Once we get the Houghton Committee's report and once it is studied in detail, much of the heat will come out of the situation. We shall see a settlement of teachers' salaries which will mean a big improvement and lead us on to discuss other matters.
I come to the raising of the school leaving age and reluctant pupils. I had forgotten when the case for raising the school leaving age to 16 was first made. It is a sobering thought that the upper limit of the school age, which is determined in relation to fixed leaving dates, was raised to 16 with effect from 1st September 1972 in fulfilment of the intention first expressed in the Education (Scotland) Act 1945. Almost 30 years afterwards the school leaving age has been raised to 16, and there is still opposition to it, although it has been in operation only since 1972.
There never is a time when it is right to make changes of this kind. Almost all Governments have said since 1945 in reply to demands by educationalists that the commitment should be implemented but the time was not right. They did not have the buildings, the teachers, the money. That has been the constant refrain. I accept that the decision was taken at a time when everything was not absolutely right for it. Nevertheless, many of the objections to the raising of the age apply because it has not really penetrated into the consciousness of the school population that the age has been raised. It is partly a condemnation of our education system that so many children in terms of their school career, should be thinking not of what happens in school but only about the time they are ready to leave. Because of that attitude, there has been some resistance to the raising of the school leaving age.
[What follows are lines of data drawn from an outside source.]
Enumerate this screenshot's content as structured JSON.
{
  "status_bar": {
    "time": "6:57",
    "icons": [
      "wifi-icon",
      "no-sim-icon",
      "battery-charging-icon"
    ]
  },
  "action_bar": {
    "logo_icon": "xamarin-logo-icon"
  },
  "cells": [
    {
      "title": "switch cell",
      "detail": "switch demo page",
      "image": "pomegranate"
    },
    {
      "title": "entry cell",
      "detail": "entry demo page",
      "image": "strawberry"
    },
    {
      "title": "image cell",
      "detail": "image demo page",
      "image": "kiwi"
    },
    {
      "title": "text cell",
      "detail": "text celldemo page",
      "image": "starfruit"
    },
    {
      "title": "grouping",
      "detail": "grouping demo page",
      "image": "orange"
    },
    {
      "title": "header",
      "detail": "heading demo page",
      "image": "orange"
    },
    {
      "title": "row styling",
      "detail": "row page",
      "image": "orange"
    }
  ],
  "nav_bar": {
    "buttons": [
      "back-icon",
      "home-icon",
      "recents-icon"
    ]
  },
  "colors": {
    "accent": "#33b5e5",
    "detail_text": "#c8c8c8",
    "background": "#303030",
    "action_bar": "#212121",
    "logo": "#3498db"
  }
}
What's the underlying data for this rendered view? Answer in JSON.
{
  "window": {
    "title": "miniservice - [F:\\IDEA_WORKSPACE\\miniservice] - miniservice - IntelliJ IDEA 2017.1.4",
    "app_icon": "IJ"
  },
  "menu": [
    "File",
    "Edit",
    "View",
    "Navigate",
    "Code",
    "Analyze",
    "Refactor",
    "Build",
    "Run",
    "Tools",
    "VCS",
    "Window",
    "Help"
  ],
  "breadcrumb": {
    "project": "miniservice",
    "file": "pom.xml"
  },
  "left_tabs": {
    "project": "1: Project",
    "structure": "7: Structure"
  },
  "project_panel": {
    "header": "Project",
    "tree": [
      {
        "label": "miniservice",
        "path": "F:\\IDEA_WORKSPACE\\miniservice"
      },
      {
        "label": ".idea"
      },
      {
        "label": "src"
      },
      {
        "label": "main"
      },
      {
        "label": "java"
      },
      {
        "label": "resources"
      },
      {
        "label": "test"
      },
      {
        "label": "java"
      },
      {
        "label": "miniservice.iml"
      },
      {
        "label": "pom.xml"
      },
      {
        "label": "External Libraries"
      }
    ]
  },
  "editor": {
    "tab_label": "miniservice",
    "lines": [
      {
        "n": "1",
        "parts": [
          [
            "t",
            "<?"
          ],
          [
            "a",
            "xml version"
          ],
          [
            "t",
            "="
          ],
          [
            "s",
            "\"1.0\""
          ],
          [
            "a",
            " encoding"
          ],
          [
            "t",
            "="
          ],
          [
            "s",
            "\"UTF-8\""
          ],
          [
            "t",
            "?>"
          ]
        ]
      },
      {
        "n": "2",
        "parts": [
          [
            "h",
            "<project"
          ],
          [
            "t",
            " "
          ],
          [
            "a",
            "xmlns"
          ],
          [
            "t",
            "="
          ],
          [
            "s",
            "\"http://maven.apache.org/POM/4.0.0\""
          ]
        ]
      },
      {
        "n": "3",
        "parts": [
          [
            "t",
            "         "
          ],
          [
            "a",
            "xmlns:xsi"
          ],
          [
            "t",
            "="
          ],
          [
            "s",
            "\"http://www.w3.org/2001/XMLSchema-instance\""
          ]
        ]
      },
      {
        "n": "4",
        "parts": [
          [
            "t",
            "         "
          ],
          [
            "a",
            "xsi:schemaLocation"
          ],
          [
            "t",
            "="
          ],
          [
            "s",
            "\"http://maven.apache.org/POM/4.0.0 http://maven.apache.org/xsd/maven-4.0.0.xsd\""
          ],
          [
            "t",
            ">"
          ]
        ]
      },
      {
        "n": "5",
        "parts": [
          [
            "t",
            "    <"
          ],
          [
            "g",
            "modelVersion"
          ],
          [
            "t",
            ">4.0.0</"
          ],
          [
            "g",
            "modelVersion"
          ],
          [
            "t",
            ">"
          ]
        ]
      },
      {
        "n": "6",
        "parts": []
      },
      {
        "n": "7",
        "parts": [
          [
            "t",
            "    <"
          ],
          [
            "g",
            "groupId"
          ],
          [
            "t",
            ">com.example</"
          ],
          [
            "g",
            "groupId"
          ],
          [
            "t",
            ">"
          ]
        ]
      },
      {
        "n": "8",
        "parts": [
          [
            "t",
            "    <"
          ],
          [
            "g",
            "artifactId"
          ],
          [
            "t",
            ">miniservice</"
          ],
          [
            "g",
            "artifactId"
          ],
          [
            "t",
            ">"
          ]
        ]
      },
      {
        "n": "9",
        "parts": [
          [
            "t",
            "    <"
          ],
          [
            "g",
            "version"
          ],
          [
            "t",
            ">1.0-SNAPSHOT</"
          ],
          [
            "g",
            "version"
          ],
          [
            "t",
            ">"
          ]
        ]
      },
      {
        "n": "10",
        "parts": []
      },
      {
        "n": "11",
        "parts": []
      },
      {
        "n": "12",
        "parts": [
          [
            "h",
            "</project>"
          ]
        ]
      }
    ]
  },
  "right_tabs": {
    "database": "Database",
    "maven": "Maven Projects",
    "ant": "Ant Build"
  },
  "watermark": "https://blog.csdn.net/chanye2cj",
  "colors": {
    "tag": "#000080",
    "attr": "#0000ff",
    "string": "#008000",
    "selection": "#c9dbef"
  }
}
The Government's position is that we continue with the commitment to the age of 16. There is no question of a lowering of the age to 15 being considered. But we will look at the prospects of altering the 1967 Act in relation to leaving dates to see whether it is possible to change the law and allow children to leave when they reach the age of 16.
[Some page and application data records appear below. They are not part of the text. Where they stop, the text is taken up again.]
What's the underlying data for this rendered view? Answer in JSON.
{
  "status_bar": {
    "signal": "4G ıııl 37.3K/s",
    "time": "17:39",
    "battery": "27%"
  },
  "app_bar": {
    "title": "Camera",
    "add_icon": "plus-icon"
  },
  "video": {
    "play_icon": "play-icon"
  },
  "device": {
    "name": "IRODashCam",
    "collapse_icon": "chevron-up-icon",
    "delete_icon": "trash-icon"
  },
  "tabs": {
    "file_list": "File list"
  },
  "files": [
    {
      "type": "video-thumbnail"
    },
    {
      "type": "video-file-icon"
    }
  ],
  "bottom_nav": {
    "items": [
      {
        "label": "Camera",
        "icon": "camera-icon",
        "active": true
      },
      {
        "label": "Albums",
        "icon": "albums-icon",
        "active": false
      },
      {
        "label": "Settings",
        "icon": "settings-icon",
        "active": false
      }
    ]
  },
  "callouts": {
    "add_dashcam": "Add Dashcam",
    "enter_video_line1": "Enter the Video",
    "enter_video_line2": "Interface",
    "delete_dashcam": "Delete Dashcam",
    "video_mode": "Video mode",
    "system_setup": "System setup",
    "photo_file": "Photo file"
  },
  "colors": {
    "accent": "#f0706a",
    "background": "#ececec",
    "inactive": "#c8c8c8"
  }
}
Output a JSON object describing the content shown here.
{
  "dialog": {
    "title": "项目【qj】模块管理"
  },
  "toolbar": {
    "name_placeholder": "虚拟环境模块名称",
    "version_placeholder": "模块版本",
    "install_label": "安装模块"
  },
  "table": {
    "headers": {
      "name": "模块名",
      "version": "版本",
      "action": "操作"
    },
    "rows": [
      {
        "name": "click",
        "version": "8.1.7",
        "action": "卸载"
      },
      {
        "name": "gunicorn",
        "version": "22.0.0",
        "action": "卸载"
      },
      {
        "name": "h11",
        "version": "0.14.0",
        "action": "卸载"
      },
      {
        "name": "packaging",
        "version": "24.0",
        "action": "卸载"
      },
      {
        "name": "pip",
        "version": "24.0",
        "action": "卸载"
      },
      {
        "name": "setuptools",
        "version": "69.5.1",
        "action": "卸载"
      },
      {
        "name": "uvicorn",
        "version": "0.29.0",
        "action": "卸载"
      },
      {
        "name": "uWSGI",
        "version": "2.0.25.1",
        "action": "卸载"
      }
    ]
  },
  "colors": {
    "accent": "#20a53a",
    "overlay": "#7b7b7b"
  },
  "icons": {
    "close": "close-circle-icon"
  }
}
Many reasons for a change have been advanced with lucidity by my hon. Friend—for example, that truancy and other forms of indiscipline, some more serious, could be considerably reduced. He pointed out that a teacher would have a class of willing learners rather than a class containing children anxious to get away from school. But I am concerned that perhaps the disruption of a change might be worse. There is no guarantee that those who remained would be willing learners.
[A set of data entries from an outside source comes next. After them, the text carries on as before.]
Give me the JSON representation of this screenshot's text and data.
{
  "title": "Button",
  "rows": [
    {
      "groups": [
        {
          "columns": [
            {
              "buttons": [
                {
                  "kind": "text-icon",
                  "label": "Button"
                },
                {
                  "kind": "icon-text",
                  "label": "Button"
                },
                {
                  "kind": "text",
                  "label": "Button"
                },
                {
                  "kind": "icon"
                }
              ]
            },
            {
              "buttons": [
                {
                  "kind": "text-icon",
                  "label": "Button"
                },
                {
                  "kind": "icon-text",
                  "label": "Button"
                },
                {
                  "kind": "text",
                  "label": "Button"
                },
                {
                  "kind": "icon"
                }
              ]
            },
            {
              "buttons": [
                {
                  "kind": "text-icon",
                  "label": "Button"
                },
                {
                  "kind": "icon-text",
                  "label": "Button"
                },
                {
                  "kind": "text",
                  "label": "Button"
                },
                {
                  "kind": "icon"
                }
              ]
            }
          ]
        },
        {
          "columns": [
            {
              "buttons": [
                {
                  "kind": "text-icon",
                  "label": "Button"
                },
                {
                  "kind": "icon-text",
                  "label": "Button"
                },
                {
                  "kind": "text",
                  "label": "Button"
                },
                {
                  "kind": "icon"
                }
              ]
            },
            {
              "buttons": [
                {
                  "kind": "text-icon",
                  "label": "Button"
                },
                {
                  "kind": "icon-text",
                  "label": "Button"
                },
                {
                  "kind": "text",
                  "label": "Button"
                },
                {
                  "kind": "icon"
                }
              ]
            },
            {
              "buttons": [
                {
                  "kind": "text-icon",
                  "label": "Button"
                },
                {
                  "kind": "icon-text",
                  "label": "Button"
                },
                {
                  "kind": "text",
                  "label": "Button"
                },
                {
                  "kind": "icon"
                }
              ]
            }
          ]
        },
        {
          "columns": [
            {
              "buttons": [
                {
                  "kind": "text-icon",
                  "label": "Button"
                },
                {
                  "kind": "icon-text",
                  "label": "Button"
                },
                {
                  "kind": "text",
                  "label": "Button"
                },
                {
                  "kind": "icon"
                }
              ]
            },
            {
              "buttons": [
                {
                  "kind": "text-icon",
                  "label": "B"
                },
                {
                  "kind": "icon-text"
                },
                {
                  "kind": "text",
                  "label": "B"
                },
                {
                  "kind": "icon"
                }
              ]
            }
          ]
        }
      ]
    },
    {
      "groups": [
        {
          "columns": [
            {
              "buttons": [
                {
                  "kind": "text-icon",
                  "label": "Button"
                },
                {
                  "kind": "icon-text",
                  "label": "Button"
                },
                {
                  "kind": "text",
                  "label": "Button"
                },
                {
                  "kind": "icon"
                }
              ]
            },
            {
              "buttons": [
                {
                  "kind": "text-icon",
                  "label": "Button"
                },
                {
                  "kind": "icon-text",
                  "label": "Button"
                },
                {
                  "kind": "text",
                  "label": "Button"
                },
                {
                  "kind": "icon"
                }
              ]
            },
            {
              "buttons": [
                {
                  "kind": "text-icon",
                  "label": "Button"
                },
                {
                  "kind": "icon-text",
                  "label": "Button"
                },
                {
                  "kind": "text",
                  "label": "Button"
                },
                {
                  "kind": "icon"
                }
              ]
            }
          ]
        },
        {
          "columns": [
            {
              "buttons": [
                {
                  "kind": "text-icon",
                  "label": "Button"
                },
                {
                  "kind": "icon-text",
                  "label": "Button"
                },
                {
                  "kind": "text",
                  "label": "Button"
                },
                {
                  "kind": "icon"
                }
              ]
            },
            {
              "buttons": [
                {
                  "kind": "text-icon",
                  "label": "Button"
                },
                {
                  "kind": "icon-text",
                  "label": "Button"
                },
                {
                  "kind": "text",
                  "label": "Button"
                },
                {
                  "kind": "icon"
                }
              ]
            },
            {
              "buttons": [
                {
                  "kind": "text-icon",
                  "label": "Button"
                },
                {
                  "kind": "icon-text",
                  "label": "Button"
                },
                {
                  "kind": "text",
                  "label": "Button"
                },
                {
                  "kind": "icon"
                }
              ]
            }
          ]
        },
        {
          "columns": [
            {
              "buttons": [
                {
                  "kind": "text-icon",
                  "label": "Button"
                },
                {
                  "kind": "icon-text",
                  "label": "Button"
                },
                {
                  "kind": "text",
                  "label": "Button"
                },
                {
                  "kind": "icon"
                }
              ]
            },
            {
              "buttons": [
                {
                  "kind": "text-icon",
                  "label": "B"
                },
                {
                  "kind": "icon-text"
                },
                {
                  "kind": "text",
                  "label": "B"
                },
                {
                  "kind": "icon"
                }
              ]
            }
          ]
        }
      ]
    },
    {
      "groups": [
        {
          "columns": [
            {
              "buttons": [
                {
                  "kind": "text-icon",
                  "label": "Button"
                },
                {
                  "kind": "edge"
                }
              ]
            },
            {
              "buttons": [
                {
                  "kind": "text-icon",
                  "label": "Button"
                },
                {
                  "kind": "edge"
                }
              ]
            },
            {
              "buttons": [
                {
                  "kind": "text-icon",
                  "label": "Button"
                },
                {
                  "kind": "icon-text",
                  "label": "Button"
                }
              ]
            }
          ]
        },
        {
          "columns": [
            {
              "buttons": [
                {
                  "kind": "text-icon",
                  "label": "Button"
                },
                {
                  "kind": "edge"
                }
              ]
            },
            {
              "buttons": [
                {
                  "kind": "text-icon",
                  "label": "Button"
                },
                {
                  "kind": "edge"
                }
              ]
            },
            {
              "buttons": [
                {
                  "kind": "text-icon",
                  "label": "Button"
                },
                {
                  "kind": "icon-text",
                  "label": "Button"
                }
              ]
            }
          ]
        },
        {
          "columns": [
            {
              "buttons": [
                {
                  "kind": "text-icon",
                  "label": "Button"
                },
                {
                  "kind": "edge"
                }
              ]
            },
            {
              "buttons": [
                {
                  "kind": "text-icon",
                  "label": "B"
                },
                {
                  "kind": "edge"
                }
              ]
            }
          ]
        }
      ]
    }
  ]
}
Some of those who cannot leave until the end of the school session, perhaps in the summer, can be, and in many cases are, unwilling learners for the whole year. The problem would still remain as a residual one, and we cannot easily discount it. But there are strong arguments in favour of fixed dates.
First, fixed dates give the schools greater scope to round off a child's education satisfactorily. Secondly, formal education is planned in terms of the number of years spent in school and not with regard to actual age. Many children reaching the age of 16 would not have completed the full year's education which many educationists regard as desirable.
We are considering how the review should take place. We are committed to the possibility of at least examining the position and taking current views into account. I shall not be able to answer all the questions raised by my hon. Friend, but no doubt we can pursue those I do not answer tonight in correspondence.
My hon. Friend referred to change for change's sake, environmental education and so on. We have to keep the curriculum under constant review so that we can provide education for the children, and that education will be moulded round the children's needs. We often forget, in the welter of statistics about school leaving dates, teacher supply and the rest, that education is about children. That is why we must keep the system under review.
A very important topic is the third scheme designation, and I welcome my hon. Friend's views—